**WHAT THE EXERCISE ASKS**
Only the lines from the one containing "Extract the structured" through the end of the entries are to be copied, exactly and without pictures, please.

**Data about app and page elements**
+---+

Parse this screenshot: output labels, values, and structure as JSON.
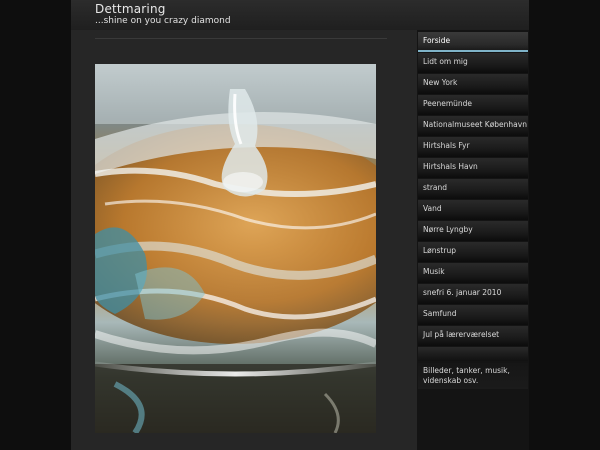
{
  "header": {
    "title": "Dettmaring",
    "tagline": "...shine on you crazy diamond"
  },
  "nav": {
    "items": [
      {
        "label": "Forside",
        "active": true
      },
      {
        "label": "Lidt om mig"
      },
      {
        "label": "New York"
      },
      {
        "label": "Peenemünde"
      },
      {
        "label": "Nationalmuseet København"
      },
      {
        "label": "Hirtshals Fyr"
      },
      {
        "label": "Hirtshals Havn"
      },
      {
        "label": "strand"
      },
      {
        "label": "Vand"
      },
      {
        "label": "Nørre Lyngby"
      },
      {
        "label": "Lønstrup"
      },
      {
        "label": "Musik"
      },
      {
        "label": "snefri 6. januar 2010"
      },
      {
        "label": "Samfund"
      },
      {
        "label": "Jul på lærerværelset"
      }
    ]
  },
  "sidebar": {
    "description": "Billeder, tanker, musik, videnskab osv."
  },
  "colors": {
    "accent": "#7fb3c8",
    "background": "#262626",
    "sidebar": "#141414"
  }
}
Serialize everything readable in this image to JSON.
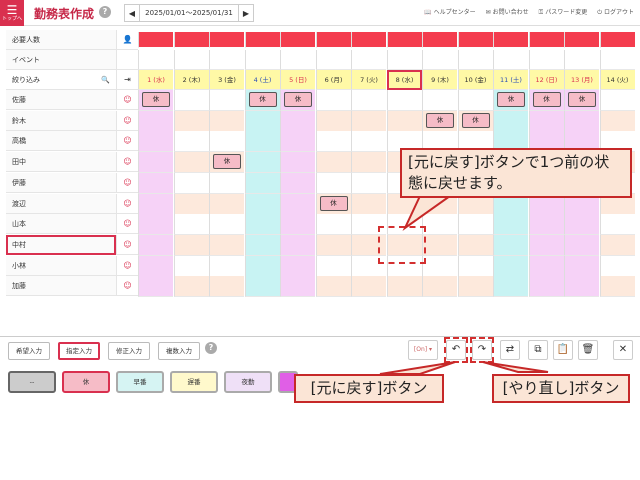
{
  "header": {
    "menu_icon": "hamburger-icon",
    "top_label": "トップへ",
    "title": "勤務表作成",
    "date_range": "2025/01/01～2025/01/31",
    "links": [
      "ヘルプセンター",
      "お問い合わせ",
      "パスワード変更",
      "ログアウト"
    ]
  },
  "grid": {
    "row_labels": {
      "required": "必要人数",
      "event": "イベント",
      "filter": "絞り込み"
    },
    "days": [
      {
        "label": "1 (水)",
        "type": "holiday"
      },
      {
        "label": "2 (木)",
        "type": "weekday"
      },
      {
        "label": "3 (金)",
        "type": "weekday"
      },
      {
        "label": "4 (土)",
        "type": "sat"
      },
      {
        "label": "5 (日)",
        "type": "sun"
      },
      {
        "label": "6 (月)",
        "type": "weekday"
      },
      {
        "label": "7 (火)",
        "type": "weekday"
      },
      {
        "label": "8 (水)",
        "type": "selected"
      },
      {
        "label": "9 (木)",
        "type": "weekday"
      },
      {
        "label": "10 (金)",
        "type": "weekday"
      },
      {
        "label": "11 (土)",
        "type": "sat"
      },
      {
        "label": "12 (日)",
        "type": "sun"
      },
      {
        "label": "13 (月)",
        "type": "holiday"
      },
      {
        "label": "14 (火)",
        "type": "weekday"
      }
    ],
    "staff": [
      {
        "name": "佐藤",
        "off_days": [
          0,
          3,
          4,
          10,
          11,
          12
        ]
      },
      {
        "name": "鈴木",
        "off_days": [
          8,
          9
        ]
      },
      {
        "name": "高橋",
        "off_days": []
      },
      {
        "name": "田中",
        "off_days": [
          2
        ]
      },
      {
        "name": "伊藤",
        "off_days": []
      },
      {
        "name": "渡辺",
        "off_days": [
          5
        ]
      },
      {
        "name": "山本",
        "off_days": []
      },
      {
        "name": "中村",
        "off_days": []
      },
      {
        "name": "小林",
        "off_days": []
      },
      {
        "name": "加藤",
        "off_days": []
      }
    ],
    "off_label": "休"
  },
  "toolbar": {
    "modes": [
      "希望入力",
      "指定入力",
      "修正入力",
      "複数入力"
    ],
    "shifts": [
      "--",
      "休",
      "早番",
      "遅番",
      "夜勤"
    ]
  },
  "callouts": {
    "undo_explain": "[元に戻す]ボタンで1つ前の状態に戻せます。",
    "undo_label": "[元に戻す]ボタン",
    "redo_label": "[やり直し]ボタン"
  },
  "colors": {
    "accent": "#d9304f",
    "required_bar": "#f43c4e",
    "header_yellow": "#fff9a6",
    "sat_col": "#c8f3f3",
    "sun_col": "#f6d2f7",
    "weekday_col": "#fde9dc"
  }
}
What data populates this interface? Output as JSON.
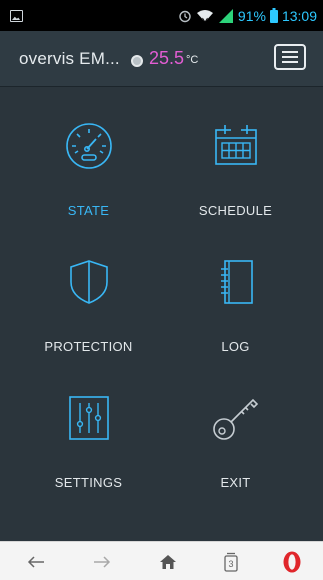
{
  "status_bar": {
    "battery_percent": "91%",
    "time": "13:09",
    "accent_color": "#2dc8ff"
  },
  "app_bar": {
    "title": "overvis EM...",
    "temperature": "25.5",
    "temperature_unit": "°C",
    "temperature_color": "#e25dd3",
    "menu_icon": "hamburger-icon"
  },
  "tiles": [
    {
      "id": "state",
      "label": "STATE",
      "icon": "speedometer-icon",
      "active": true
    },
    {
      "id": "schedule",
      "label": "SCHEDULE",
      "icon": "calendar-icon",
      "active": false
    },
    {
      "id": "protection",
      "label": "PROTECTION",
      "icon": "shield-icon",
      "active": false
    },
    {
      "id": "log",
      "label": "LOG",
      "icon": "notebook-icon",
      "active": false
    },
    {
      "id": "settings",
      "label": "SETTINGS",
      "icon": "sliders-icon",
      "active": false
    },
    {
      "id": "exit",
      "label": "EXIT",
      "icon": "key-icon",
      "active": false
    }
  ],
  "colors": {
    "background": "#2b353c",
    "icon_stroke": "#39b7f5",
    "active_label": "#39b7f5"
  },
  "browser_nav": {
    "tabs_count": "3",
    "icons": [
      "back-arrow-icon",
      "forward-arrow-icon",
      "home-icon",
      "tabs-icon",
      "opera-logo-icon"
    ]
  }
}
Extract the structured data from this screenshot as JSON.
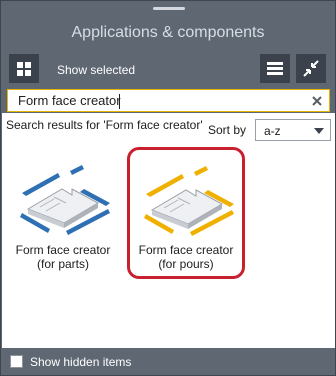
{
  "window": {
    "title": "Applications & components"
  },
  "toolbar": {
    "grid_icon": "grid-icon",
    "show_selected_label": "Show selected",
    "list_icon": "list-icon",
    "collapse_icon": "collapse-icon"
  },
  "search": {
    "value": "Form face creator",
    "clear_icon": "close-icon"
  },
  "results": {
    "label": "Search results for 'Form face creator'",
    "sort_by_label": "Sort by",
    "sort_value": "a-z"
  },
  "items": [
    {
      "label_line1": "Form face creator",
      "label_line2": "(for parts)",
      "color": "#2f6fb3",
      "selected": false
    },
    {
      "label_line1": "Form face creator",
      "label_line2": "(for pours)",
      "color": "#f0b000",
      "selected": true
    }
  ],
  "footer": {
    "show_hidden_label": "Show hidden items"
  },
  "colors": {
    "accent_selected": "#c8202f",
    "search_border": "#e4b400"
  }
}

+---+

**SOLUTION TO THIS EXERCISE**
Extract the structured data from this screenshot as JSON.
{
  "window": {
    "title": "Applications & components"
  },
  "toolbar": {
    "grid_icon": "grid-icon",
    "show_selected_label": "Show selected",
    "list_icon": "list-icon",
    "collapse_icon": "collapse-icon"
  },
  "search": {
    "value": "Form face creator",
    "clear_icon": "close-icon"
  },
  "results": {
    "label": "Search results for 'Form face creator'",
    "sort_by_label": "Sort by",
    "sort_value": "a-z"
  },
  "items": [
    {
      "label_line1": "Form face creator",
      "label_line2": "(for parts)",
      "color": "#2f6fb3",
      "selected": false
    },
    {
      "label_line1": "Form face creator",
      "label_line2": "(for pours)",
      "color": "#f0b000",
      "selected": true
    }
  ],
  "footer": {
    "show_hidden_label": "Show hidden items"
  },
  "colors": {
    "accent_selected": "#c8202f",
    "search_border": "#e4b400"
  }
}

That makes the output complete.